Scotland lost narrowly that day, 24-19, but the young centre showed more than enough quality to suggest she will be a mainstay in the team’s midfield for years to come.

The youngest member of the Scotland squad at RWC 2021, Orr will hope to add to her four caps over the next few weeks.

Libbie Janse van Rensburg (South Africa)

No woman in history has successfully converted more tries in a single match than Van Rensburg’s 14, during a 38-point haul against Namibia in June.

The fly-half followed that up with pivotal performances in the run of three consecutive wins that the Springbok Women pieced together heading into RWC 2021.

Van Rensburg is almost certain to start in the number 10 jersey against France this weekend, and with the prolific Ayanda Malinga outside her, who knows what could happen at Eden Park.

Hope Rogers (USA)

Another barnstorming prop for the list, Rogers joined Exeter Chiefs in the English Premier 15s in January and proceeded to score 12 tries in 13 matches.

Not quite as prolific on the test stage, the 29-year-old has crossed the whitewash four times in as many appearances in 2022, including a brace in the warm-up win against Scotland in Edinburgh.

Rogers will need to be at her best at scrum time as well as in open field if the USA are going to emerge from a tough Pool B, which also contains Canada, Italy and Japan.

Alisha Butchers (Wales)

Almost unplayable when Wales opened their 2022 Women’s Six Nations campaign with back-to-back victories against Ireland and Scotland, Butchers impressed even when her side’s form tailed off.

Butchers will want to replicate that early-year form when Wales open their RWC 2021 campaign against Scotland in Whangārei on Sunday.

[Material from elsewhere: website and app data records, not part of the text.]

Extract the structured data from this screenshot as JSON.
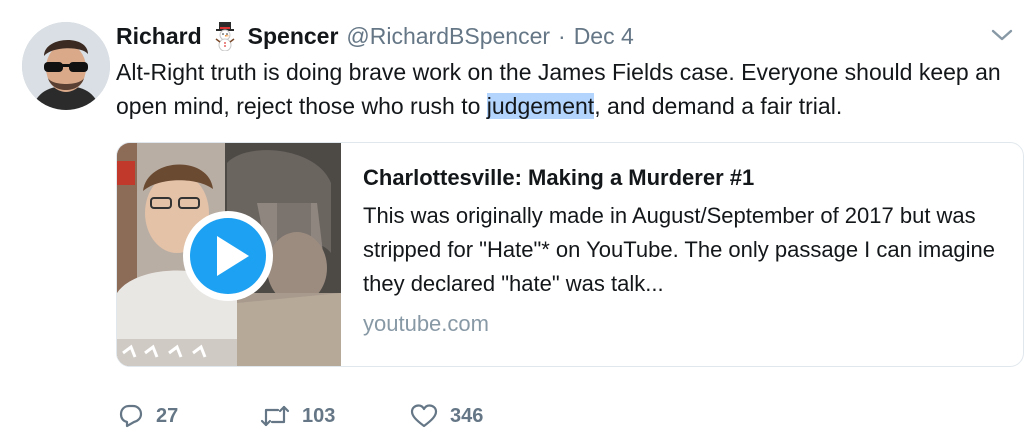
{
  "tweet": {
    "author_name_first": "Richard",
    "author_name_last": "Spencer",
    "handle": "@RichardBSpencer",
    "separator": "·",
    "date": "Dec 4",
    "text_before": "Alt-Right truth is doing brave work on the James Fields case. Everyone should keep an open mind, reject those who rush to ",
    "text_highlighted": "judgement",
    "text_after": ", and demand a fair trial."
  },
  "card": {
    "title": "Charlottesville: Making a Murderer #1",
    "description": "This was originally made in August/September of 2017 but was stripped for \"Hate\"* on YouTube. The only passage I can imagine they declared \"hate\" was talk...",
    "domain": "youtube.com"
  },
  "actions": {
    "replies": "27",
    "retweets": "103",
    "likes": "346"
  },
  "colors": {
    "text": "#14171a",
    "secondary": "#657786",
    "border": "#e1e8ed",
    "highlight": "#b3d4fc",
    "play_button": "#1da1f2"
  },
  "icons": [
    "snowman-emoji-icon",
    "chevron-down-icon",
    "play-icon",
    "reply-icon",
    "retweet-icon",
    "like-icon"
  ]
}
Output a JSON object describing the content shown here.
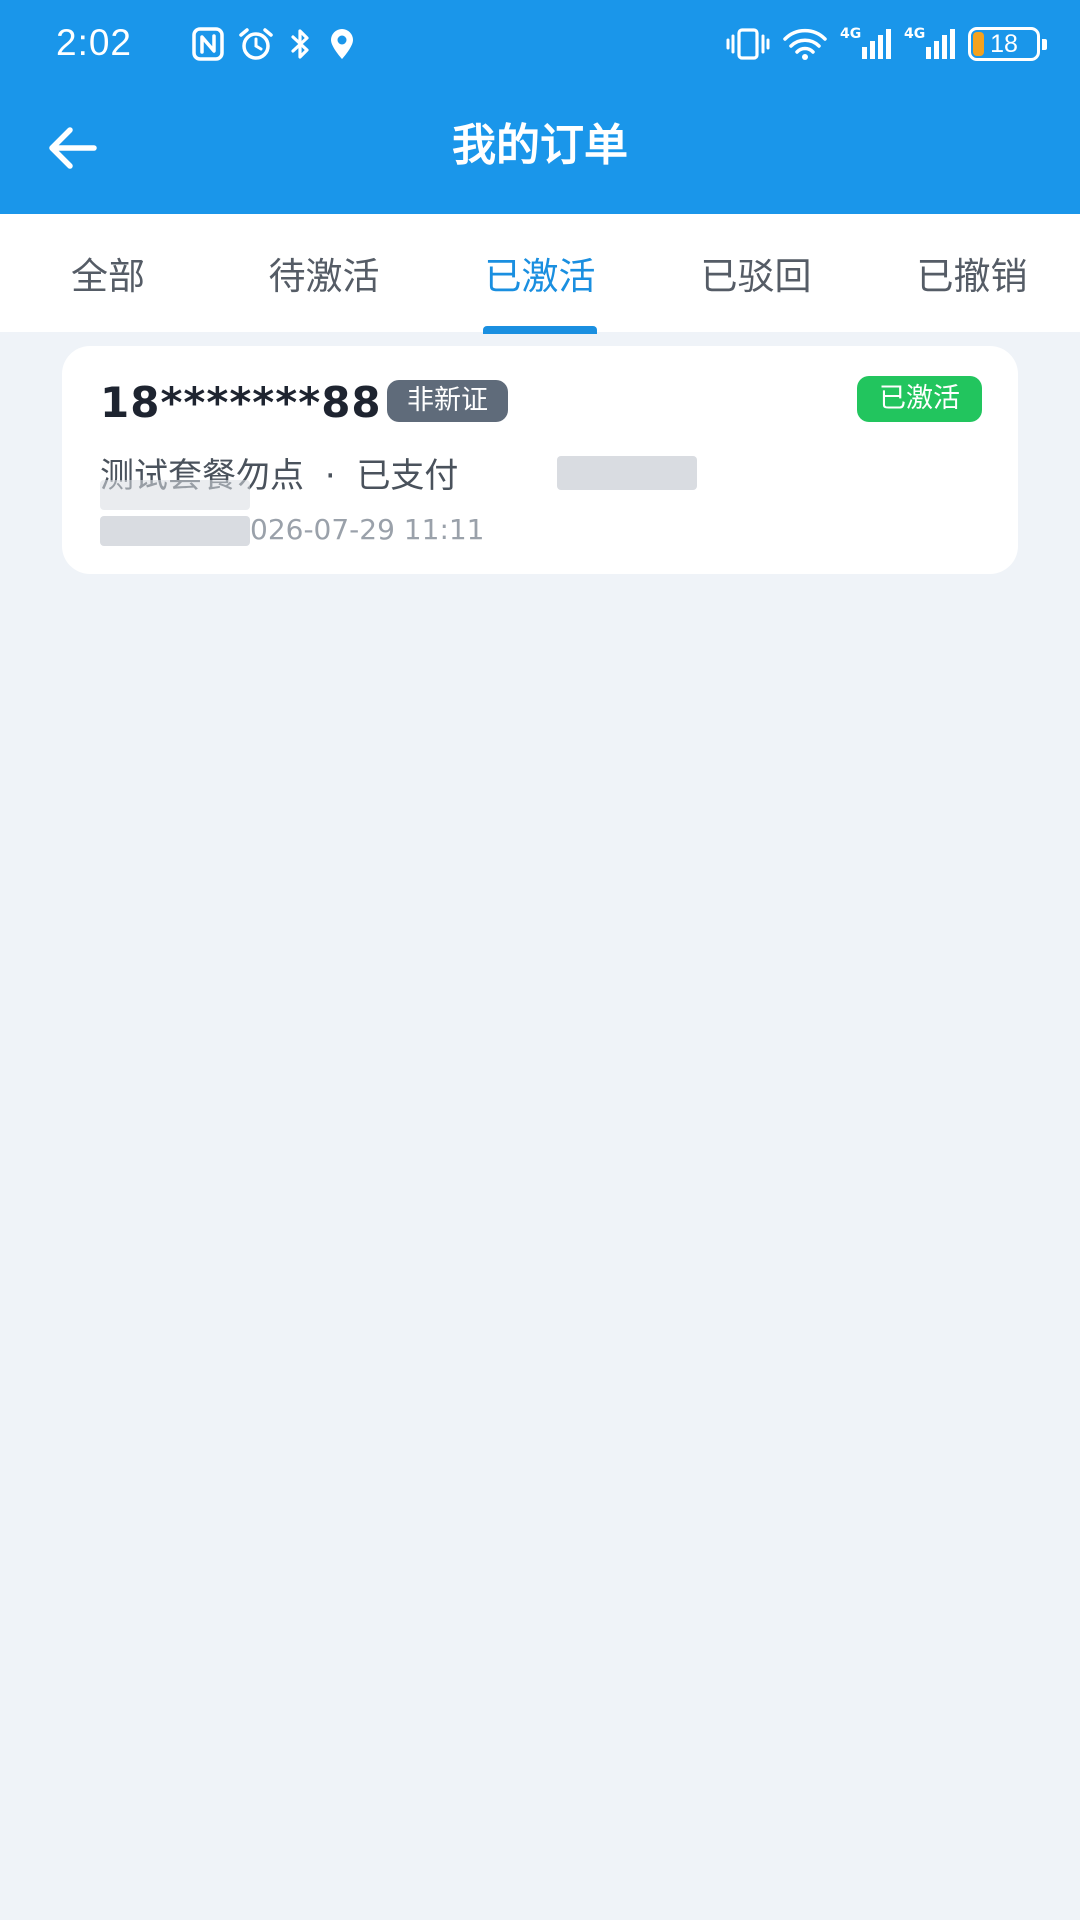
{
  "status_bar": {
    "time": "2:02",
    "battery": "18",
    "battery_fill_percent": 18,
    "network_labels": [
      "4G",
      "4G"
    ],
    "left_icons": [
      "nfc-icon",
      "alarm-icon",
      "bluetooth-icon",
      "location-icon"
    ],
    "right_icons": [
      "vibrate-icon",
      "wifi-icon",
      "signal-icon",
      "signal-icon",
      "battery-icon"
    ]
  },
  "navbar": {
    "title": "我的订单",
    "back_icon": "arrow-left-icon"
  },
  "tabs": [
    {
      "label": "全部",
      "active": false
    },
    {
      "label": "待激活",
      "active": false
    },
    {
      "label": "已激活",
      "active": true
    },
    {
      "label": "已驳回",
      "active": false
    },
    {
      "label": "已撤销",
      "active": false
    }
  ],
  "orders": [
    {
      "phone": "18*******88",
      "cert_tag": "非新证",
      "status": "已激活",
      "package": "测试套餐勿点",
      "separator": "·",
      "payment": "已支付",
      "time": "026-07-29 11:11"
    }
  ],
  "colors": {
    "brand_blue": "#1a96ea",
    "active_tab": "#1a8fe0",
    "status_green": "#22c55e",
    "tag_gray": "#5f6b7a",
    "page_bg": "#eff3f8"
  }
}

If she can help inspire Ioan Cunningham’s side to a victory against their Six Nations rivals, then a place in the quarter-finals will be within their grasp.